Cable protectors can make a difference in producing an event that is ADA compliant. These devices protect wires and cables and also the person walking, the wheelchair or other vehicle rolling over them with appropriate ramps. This means the company putting on the event must review and research the various regulations and then implement them. This is not an easy task, and the organization that implements ADA guidelines for cable protectors is to be applauded.
The Americans with Disabilities Act (ADA) was signed into law by the US government in 1990. The act itself prohibits discrimination based on disability, with disability defined by the ADA as "a physical or mental impairment that substantially limits a major life activity." This multi-faceted bill and now an organization directed by the Department of Justice underwent revisions in 2008 to assure more coverage for disabled workers and for those people who had not received protection in the past.
Of the five titles that fall under the ADA, cable protectors would be found under Title II - Public Entities (and public transportation) and Title III – Public Accommodations (and commercial facilities). Title II applies to restricting discrimination at the sites of public locations including schools, city, county, state and federal courts and other buildings, as well as public transportation that falls under the US Department of Transportation and the National Railroad Passenger Corporation.
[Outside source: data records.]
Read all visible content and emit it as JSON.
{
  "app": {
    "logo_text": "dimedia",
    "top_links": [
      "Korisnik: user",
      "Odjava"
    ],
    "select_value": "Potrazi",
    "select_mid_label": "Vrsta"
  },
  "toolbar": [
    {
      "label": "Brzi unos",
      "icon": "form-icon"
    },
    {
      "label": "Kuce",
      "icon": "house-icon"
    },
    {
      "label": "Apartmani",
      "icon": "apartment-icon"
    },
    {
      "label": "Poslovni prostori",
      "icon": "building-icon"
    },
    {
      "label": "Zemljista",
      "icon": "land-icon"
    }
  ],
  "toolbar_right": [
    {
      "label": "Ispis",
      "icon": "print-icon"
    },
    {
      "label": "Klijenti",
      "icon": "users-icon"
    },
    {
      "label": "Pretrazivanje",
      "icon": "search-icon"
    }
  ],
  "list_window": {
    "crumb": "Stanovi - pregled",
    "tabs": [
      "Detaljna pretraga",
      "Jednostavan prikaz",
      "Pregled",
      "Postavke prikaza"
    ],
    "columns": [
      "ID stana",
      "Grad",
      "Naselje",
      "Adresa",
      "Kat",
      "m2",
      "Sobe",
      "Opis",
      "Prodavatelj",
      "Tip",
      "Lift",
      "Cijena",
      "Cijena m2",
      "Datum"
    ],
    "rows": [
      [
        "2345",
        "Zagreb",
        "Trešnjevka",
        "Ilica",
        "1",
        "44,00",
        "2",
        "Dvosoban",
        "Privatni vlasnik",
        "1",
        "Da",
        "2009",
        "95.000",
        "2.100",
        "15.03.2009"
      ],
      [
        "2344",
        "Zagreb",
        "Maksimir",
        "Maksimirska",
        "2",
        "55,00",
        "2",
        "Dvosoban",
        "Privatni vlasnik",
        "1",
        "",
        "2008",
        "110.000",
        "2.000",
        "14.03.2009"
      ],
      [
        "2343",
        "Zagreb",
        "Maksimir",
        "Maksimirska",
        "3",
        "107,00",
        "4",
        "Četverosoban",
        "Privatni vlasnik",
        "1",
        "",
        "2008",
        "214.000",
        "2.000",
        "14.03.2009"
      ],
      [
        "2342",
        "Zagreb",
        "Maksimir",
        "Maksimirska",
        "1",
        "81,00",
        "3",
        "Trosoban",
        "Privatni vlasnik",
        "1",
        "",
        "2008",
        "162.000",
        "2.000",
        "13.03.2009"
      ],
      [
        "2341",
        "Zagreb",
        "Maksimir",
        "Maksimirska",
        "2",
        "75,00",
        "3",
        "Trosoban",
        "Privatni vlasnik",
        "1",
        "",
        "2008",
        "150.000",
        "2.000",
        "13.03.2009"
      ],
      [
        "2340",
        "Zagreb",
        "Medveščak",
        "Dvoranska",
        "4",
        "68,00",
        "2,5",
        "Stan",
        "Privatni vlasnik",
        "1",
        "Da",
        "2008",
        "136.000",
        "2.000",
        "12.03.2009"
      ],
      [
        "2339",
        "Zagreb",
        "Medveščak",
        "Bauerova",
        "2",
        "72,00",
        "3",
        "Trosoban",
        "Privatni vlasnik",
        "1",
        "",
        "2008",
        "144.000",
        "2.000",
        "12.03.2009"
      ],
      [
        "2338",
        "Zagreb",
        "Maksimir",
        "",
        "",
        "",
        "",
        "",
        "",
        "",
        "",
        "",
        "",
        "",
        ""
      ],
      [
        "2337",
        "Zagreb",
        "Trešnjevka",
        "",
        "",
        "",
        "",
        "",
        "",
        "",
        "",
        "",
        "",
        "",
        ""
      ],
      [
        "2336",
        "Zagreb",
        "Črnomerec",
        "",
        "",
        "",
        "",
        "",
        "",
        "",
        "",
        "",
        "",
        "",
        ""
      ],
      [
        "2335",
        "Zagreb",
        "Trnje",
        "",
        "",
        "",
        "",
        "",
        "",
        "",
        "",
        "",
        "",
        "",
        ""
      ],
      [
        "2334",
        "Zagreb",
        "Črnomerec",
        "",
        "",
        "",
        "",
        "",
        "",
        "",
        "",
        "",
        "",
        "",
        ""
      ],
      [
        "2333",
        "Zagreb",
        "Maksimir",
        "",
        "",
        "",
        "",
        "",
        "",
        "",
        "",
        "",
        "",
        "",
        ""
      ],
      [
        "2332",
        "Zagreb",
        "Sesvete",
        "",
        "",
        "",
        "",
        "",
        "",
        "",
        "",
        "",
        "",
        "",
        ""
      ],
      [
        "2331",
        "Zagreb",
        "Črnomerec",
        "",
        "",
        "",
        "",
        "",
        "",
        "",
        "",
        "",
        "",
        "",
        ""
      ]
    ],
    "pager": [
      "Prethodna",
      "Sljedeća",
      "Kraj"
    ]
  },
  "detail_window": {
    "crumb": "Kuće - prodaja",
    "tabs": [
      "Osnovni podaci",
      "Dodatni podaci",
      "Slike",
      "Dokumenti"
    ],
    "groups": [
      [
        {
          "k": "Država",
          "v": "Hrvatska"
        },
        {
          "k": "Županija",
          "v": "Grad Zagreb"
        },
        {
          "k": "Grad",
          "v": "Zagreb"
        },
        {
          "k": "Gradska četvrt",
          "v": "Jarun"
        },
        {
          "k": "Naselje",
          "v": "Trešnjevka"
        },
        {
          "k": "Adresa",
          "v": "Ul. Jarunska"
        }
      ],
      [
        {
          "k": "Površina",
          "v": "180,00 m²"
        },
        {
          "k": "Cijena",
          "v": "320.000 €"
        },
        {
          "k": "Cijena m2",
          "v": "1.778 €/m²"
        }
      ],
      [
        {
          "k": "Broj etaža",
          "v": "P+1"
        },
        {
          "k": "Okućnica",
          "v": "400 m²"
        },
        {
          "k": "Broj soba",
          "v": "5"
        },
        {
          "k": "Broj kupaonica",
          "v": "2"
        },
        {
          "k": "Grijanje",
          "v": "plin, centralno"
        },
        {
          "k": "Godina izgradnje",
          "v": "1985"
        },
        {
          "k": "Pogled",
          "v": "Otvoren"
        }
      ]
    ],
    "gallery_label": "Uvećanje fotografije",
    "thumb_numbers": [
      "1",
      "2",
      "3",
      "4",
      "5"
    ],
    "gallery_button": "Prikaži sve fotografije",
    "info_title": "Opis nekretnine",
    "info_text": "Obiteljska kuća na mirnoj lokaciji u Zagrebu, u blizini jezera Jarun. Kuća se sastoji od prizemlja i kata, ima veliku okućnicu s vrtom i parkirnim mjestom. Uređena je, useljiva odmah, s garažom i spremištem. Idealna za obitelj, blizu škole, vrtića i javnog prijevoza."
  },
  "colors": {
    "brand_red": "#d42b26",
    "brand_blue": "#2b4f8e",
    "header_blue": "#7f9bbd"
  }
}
This means that wires and cables which may restrict the passage of a person with a disability need to be protected from preventing that person from accessing a particular area because of their disability. Some protector ramps are not ADA compliant, and when they are used in a public location, they need to be so. The transportation requirements of the ADA would only be applicable if the wires, cables or protectors were in a building which housed public transportation, as protectors are not likely to be found on the public transportation itself.
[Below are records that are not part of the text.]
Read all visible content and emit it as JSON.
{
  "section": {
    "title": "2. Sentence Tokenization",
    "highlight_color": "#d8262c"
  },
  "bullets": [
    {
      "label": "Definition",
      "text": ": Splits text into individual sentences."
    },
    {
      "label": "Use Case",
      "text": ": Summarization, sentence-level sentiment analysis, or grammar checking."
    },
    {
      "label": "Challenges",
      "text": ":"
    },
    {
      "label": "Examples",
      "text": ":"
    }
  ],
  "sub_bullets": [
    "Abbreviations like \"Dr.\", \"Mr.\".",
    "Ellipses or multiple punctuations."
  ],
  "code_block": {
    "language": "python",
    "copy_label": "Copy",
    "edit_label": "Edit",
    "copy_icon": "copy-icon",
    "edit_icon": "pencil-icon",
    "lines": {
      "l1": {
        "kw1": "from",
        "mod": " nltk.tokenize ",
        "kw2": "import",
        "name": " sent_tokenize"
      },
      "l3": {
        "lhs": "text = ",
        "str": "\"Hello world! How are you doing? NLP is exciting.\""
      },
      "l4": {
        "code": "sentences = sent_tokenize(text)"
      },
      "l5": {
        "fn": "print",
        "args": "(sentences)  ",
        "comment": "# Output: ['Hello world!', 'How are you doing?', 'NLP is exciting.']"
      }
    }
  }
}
Title III of the ADA, regarding public accommodations and commercial facilities is going to apply more to private businesses – and almost every form. Stores, restaurants, hotels, personal care businesses, transportation, places of public things and nearly any location where the public is welcome except for your home, are subject to ADA guidelines. While protectors are not used in every single one of these places, the act proposes that no individual with a disability would be discriminated against with regards to the full enjoyment of the services and goods at that business.
ADA Compliance with Cable Protectors
Cable protectors with ADA compliant ramps are easily visible because of the more gently sloping ramp and the distinct blue color. When an indoor or outdoor event is being set up, access should be given to all that are present. While not every cable protector will require an ADA compliant ramp, setting up at least one access point over the cable protectors, and noting it on a map, is a suggested route to take with making the event accessible to all.